Passwords simply don’t work. Every day brings fresh reports of stolen passwords and hacked accounts. Fortunately, the proliferation of mobile devices has provided an antidote to failing password security — mobile authentication.
Standard Authentication Limitations
Mobile authentication is moving to the mainstream. Consumers have become familiar with using their mobile devices to retrieve a text message consisting of a string of characters that must be retyped into a form on a website.
However, if you are trying to conduct a banking transaction on your phone, then a text message sent to that same phone is awkward to execute and provides limited protection. Furthermore, it doesn’t really prove your identity — it could just as easily be someone who found your phone at a restaurant trying to access your banking information.
Enter biometrics, which authenticate you based on your unique physical characteristics — what makes you who you are — rather than simply assuming you own the device that you are carrying. Biometrics provide both high security and unparalleled convenience.
Instead of typing a string of characters, you simply read a displayed sentence out loud, look into the camera and blink, or swipe your finger across an embedded sensor.

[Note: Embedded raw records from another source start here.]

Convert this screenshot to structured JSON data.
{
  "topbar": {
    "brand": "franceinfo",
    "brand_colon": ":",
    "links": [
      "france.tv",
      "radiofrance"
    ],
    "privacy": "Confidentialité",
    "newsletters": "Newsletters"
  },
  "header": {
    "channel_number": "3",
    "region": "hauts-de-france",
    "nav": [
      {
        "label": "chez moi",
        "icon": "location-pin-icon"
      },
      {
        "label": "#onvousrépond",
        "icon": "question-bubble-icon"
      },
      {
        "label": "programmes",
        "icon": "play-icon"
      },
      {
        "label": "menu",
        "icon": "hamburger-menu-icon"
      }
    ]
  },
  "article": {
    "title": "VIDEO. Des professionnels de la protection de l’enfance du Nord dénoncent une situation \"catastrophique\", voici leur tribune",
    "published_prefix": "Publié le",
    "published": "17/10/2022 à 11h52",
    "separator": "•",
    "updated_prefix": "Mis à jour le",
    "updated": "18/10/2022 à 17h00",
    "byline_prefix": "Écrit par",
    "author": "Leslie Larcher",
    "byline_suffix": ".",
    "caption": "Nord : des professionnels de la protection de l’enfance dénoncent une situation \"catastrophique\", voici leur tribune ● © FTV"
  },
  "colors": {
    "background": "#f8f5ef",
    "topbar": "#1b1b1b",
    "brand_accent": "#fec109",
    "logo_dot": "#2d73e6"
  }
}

There are six different types of biometrics that financial institutions can implement:
- Facial Recognition: involves looking into the device’s camera while the authentication software takes a photograph of you
- Voice Recognition: involves speaking into the device’s microphone
- Fingerprint Recognition: users either press their finger to the reader or swipe their finger across its surface
- Palm Line Recognition: involves taking a photo of the palm of your hand so that its major, easily visible lines can be captured and analyzed
- Iris Recognition: involves looking into the device’s camera, usually the front-facing one that allows you to see the image being captured
- Vein Recognition: involves taking a picture of a part of your body with a special camera that can capture the pattern of veins under the skin
For a complete comparison between these biometics’ strengths and weaknesses, download the full white paper.
How does it work?
Biometric Authentication is done by having a person submit samples of their biometric characteristics when they enroll in a service that supports biometric authentication. Later, when they want to authenticate, they submit another sample for comparison. Such comparisons result in a calculated score representing the likelihood of the two samples belonging to the same person.
For Example: If you take a photo of yourself and this is compared with an earlier picture, you should get a very high score. In contrast, the stranger sitting next to you on the subway would get a low score if you tried to pass his picture off as your own.
Taking it a step further: Multi-Modal Biometrics
Multi-modal means collecting more than one biometric to authenticate someone. There are many advantages to a multi-modal system, most significantly an increase in both security and user convenience.
But which biometric is the best? Download the whitepaper, “Face, Fingerprint, Iris, Palm, Vein, Voice: Which biometric is the fairest of them all?” Take a look at each of these options to determine which is the best biometric for your mobile authentication.
Daon is the NAFCU Services preferred partner for Biometric Authentication. Learn more at http://www.nafcu.org/daon/